“They’re just finally saying ‘look, we can’t just nibble at this on the edges anymore. We’ve got to figure out how to tackle it.”
– AMM President Ron Bell
A proposed new tax that could raise millions for repairing municipal infrastructure is expected to be the key issue before Manitoba’s reeves, mayors and councillors gathering in Winnipeg for their annual convention next week.
“There’s no doubt that this is the important one,” said Association of Manitoba Municipalities president Ron Bell, after AMM announced it will debate an emergent resolution coming from members last week that calls for an additional one per cent sales tax in Manitoba, to be levied on top of the existing five per cent GST and seven per cent PST already collected on goods and services.
The $200 million it could raise would be directed back to municipalities, on a per
capita basis, solely to fund infrastructure repairs and upgrades, said Bell.
He called it a plea from municipalities desperate for cash to fix crumbling roads and streets, rinks and water
treatment facilities. Despite unprecedented spending from all three levels of government in the last decade, municipalities are still watching infrastructure deteriorate faster than they can fix it.
“We’re just not making headway on it,” Bell said. “They’re just finally saying ‘look, we can’t just nibble at this on the edges anymore. We’ve got to figure out how to tackle it.”
He said he expected the tax
proposal would be supported by the AMM.

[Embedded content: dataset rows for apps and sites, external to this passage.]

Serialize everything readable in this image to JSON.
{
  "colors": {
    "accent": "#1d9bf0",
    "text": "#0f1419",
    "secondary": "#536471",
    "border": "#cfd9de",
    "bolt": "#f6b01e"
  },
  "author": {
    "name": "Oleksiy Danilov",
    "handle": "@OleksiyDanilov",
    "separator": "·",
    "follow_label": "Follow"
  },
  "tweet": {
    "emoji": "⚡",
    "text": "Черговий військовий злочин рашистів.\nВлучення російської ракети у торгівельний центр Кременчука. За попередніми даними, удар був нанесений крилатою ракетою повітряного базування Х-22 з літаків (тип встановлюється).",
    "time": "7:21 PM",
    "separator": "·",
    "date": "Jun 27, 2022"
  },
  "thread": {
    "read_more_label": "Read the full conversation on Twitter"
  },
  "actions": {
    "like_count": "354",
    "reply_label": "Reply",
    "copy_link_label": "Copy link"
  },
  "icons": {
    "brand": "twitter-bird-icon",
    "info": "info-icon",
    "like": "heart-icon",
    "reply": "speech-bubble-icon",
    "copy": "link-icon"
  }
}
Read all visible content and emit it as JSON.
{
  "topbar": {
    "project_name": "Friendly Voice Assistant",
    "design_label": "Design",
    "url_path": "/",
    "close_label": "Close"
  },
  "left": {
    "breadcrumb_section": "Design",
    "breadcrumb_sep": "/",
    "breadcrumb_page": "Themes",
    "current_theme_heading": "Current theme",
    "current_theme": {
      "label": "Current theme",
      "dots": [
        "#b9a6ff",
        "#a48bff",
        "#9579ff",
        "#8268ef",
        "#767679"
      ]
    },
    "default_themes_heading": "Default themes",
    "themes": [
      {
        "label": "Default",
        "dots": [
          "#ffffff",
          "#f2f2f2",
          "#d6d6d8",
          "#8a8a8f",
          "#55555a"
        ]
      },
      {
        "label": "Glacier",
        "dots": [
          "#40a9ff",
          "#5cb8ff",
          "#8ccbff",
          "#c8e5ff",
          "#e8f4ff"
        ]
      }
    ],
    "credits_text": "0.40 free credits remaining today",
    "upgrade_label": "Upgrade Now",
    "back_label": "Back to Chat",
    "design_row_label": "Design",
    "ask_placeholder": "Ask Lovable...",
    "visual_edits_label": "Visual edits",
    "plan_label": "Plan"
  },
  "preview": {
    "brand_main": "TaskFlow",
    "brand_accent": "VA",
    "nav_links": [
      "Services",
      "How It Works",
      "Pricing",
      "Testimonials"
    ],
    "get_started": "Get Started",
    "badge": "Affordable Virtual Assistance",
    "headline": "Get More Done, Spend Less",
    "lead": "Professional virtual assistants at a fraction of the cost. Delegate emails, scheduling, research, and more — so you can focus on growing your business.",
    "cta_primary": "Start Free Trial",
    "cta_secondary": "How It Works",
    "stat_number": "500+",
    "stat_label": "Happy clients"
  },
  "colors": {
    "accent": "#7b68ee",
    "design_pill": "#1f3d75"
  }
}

A poll of 1,000 Manitobans conducted by Probe Research earlier this fall showed while most Manitobans do want the province to make infrastructure renewal a priority, just over half (54 per cent) supported the idea of an extra tax to pay for it.
A recent study from Statistics Canada entitled Age of Public Infrastructure: A Provincial Perspective cites Manitoba as having the oldest highways, with an average age of 17.1 years compared to a national average of 14.9, and the third-oldest waste water systems in the country. Most of the province’s other infrastructure has also aged past a significant portion of its lifespan.
Municipal leaders themselves, in a survey completed for the AMM this fall, rank infrastructure renewal and depleting resources as their top concerns.
Manitoba’s local governments’ proposal follows the recent two per cent cut in the federal Goods and Services Tax (GST) implemented by the Conservative government.
The provincial government must first approve any new tax and last week Manitoba’s Intergovernmental Affairs Minister Steve Ashton indicated his government isn’t interested in raising taxes.
The Canadian Federation of Independent Business has given the proposal a categorical thumbs down, calling it “trying to put lipstick” on the existing PST.
The municipal lobby group, meanwhile, has a full slate of other issues to tackle during its 10th annual meeting. Other matters among a total of 72 resolutions up for debate include calls for changes to disaster financial assistance policies, enhanced police services, better funding for conservation districts, improved recycling, and a province-wide ban on use of plastic bags.